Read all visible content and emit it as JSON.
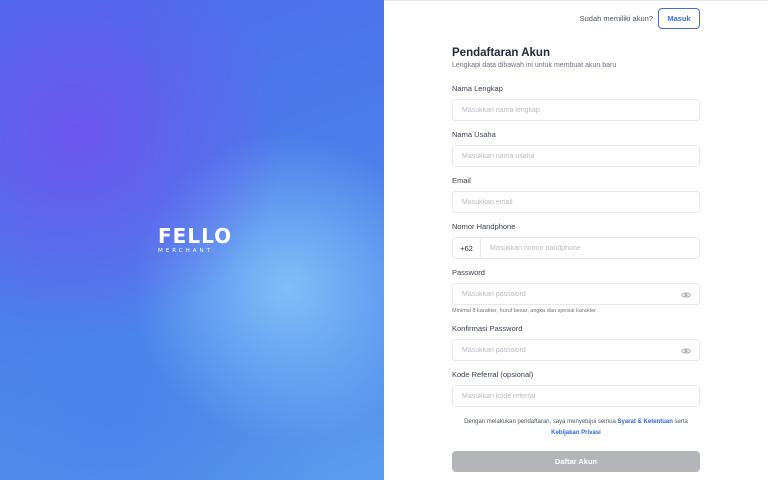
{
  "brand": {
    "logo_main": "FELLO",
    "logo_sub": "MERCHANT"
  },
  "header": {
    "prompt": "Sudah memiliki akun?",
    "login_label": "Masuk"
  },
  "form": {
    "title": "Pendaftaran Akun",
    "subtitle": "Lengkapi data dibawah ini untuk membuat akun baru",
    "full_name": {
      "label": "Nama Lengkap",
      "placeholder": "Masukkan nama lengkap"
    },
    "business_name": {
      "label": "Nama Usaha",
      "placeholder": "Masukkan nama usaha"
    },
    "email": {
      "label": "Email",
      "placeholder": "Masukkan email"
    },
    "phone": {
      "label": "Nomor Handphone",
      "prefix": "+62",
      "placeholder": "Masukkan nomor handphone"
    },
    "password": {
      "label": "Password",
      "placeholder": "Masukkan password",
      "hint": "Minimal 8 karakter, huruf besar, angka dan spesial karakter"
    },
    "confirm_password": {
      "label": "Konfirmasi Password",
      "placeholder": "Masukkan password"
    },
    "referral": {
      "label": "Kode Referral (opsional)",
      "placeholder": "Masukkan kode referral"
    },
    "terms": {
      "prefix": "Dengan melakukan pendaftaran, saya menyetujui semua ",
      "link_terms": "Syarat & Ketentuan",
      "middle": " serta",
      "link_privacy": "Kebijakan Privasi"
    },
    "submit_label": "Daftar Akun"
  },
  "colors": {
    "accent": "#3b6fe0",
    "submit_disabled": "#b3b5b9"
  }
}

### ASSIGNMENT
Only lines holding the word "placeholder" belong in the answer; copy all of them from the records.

### OUTPUT OF THE TASK
      "placeholder": "Masukkan nama lengkap"
      "placeholder": "Masukkan nama usaha"
      "placeholder": "Masukkan email"
      "placeholder": "Masukkan nomor handphone"
      "placeholder": "Masukkan password",
      "placeholder": "Masukkan password"
      "placeholder": "Masukkan kode referral"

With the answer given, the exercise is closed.